## TASK BRIEF
Give back the full data character for character.

## PROVIDED DATA
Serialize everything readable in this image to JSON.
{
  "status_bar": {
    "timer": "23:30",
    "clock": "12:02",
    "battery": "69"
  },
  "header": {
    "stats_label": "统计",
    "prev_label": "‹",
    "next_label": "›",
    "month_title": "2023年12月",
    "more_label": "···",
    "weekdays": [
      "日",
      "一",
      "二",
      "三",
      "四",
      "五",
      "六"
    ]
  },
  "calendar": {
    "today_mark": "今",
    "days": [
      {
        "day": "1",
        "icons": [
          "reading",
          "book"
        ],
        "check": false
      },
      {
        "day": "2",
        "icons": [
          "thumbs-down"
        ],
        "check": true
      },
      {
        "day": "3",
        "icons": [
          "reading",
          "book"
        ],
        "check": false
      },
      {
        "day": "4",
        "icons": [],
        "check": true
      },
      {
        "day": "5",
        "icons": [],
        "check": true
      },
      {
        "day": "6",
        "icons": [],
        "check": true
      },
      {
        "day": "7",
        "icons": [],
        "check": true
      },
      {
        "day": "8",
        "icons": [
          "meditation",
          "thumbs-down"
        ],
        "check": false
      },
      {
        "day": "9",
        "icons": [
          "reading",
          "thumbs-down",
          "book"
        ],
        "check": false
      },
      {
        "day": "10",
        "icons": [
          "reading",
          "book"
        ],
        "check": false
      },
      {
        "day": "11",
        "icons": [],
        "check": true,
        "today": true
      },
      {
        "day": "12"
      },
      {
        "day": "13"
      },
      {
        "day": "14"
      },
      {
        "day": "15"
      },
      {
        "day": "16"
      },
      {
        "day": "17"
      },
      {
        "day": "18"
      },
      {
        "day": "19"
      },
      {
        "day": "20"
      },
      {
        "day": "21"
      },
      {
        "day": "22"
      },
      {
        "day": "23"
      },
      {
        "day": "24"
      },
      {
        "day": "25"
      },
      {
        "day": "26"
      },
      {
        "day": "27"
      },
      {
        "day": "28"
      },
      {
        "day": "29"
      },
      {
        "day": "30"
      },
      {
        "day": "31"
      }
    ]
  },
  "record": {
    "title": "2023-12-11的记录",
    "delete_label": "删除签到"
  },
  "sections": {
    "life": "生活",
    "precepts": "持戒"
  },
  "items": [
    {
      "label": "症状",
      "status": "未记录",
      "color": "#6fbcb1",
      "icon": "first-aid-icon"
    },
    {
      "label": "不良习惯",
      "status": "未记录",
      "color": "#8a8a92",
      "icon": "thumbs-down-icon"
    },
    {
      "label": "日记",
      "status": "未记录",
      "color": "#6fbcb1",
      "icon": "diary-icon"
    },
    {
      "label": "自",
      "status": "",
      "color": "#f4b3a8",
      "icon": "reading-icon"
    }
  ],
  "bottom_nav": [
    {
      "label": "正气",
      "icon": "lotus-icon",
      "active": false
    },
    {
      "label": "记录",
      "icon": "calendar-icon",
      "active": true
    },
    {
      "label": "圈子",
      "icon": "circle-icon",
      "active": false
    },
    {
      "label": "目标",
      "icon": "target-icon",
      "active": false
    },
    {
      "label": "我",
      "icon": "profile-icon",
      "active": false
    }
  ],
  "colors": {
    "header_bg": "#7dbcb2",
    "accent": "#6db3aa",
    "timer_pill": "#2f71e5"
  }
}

## TASK RESULT
Serialize everything readable in this image to JSON.
{
  "status_bar": {
    "timer": "23:30",
    "clock": "12:02",
    "battery": "69"
  },
  "header": {
    "stats_label": "统计",
    "prev_label": "‹",
    "next_label": "›",
    "month_title": "2023年12月",
    "more_label": "···",
    "weekdays": [
      "日",
      "一",
      "二",
      "三",
      "四",
      "五",
      "六"
    ]
  },
  "calendar": {
    "today_mark": "今",
    "days": [
      {
        "day": "1",
        "icons": [
          "reading",
          "book"
        ],
        "check": false
      },
      {
        "day": "2",
        "icons": [
          "thumbs-down"
        ],
        "check": true
      },
      {
        "day": "3",
        "icons": [
          "reading",
          "book"
        ],
        "check": false
      },
      {
        "day": "4",
        "icons": [],
        "check": true
      },
      {
        "day": "5",
        "icons": [],
        "check": true
      },
      {
        "day": "6",
        "icons": [],
        "check": true
      },
      {
        "day": "7",
        "icons": [],
        "check": true
      },
      {
        "day": "8",
        "icons": [
          "meditation",
          "thumbs-down"
        ],
        "check": false
      },
      {
        "day": "9",
        "icons": [
          "reading",
          "thumbs-down",
          "book"
        ],
        "check": false
      },
      {
        "day": "10",
        "icons": [
          "reading",
          "book"
        ],
        "check": false
      },
      {
        "day": "11",
        "icons": [],
        "check": true,
        "today": true
      },
      {
        "day": "12"
      },
      {
        "day": "13"
      },
      {
        "day": "14"
      },
      {
        "day": "15"
      },
      {
        "day": "16"
      },
      {
        "day": "17"
      },
      {
        "day": "18"
      },
      {
        "day": "19"
      },
      {
        "day": "20"
      },
      {
        "day": "21"
      },
      {
        "day": "22"
      },
      {
        "day": "23"
      },
      {
        "day": "24"
      },
      {
        "day": "25"
      },
      {
        "day": "26"
      },
      {
        "day": "27"
      },
      {
        "day": "28"
      },
      {
        "day": "29"
      },
      {
        "day": "30"
      },
      {
        "day": "31"
      }
    ]
  },
  "record": {
    "title": "2023-12-11的记录",
    "delete_label": "删除签到"
  },
  "sections": {
    "life": "生活",
    "precepts": "持戒"
  },
  "items": [
    {
      "label": "症状",
      "status": "未记录",
      "color": "#6fbcb1",
      "icon": "first-aid-icon"
    },
    {
      "label": "不良习惯",
      "status": "未记录",
      "color": "#8a8a92",
      "icon": "thumbs-down-icon"
    },
    {
      "label": "日记",
      "status": "未记录",
      "color": "#6fbcb1",
      "icon": "diary-icon"
    },
    {
      "label": "自",
      "status": "",
      "color": "#f4b3a8",
      "icon": "reading-icon"
    }
  ],
  "bottom_nav": [
    {
      "label": "正气",
      "icon": "lotus-icon",
      "active": false
    },
    {
      "label": "记录",
      "icon": "calendar-icon",
      "active": true
    },
    {
      "label": "圈子",
      "icon": "circle-icon",
      "active": false
    },
    {
      "label": "目标",
      "icon": "target-icon",
      "active": false
    },
    {
      "label": "我",
      "icon": "profile-icon",
      "active": false
    }
  ],
  "colors": {
    "header_bg": "#7dbcb2",
    "accent": "#6db3aa",
    "timer_pill": "#2f71e5"
  }
}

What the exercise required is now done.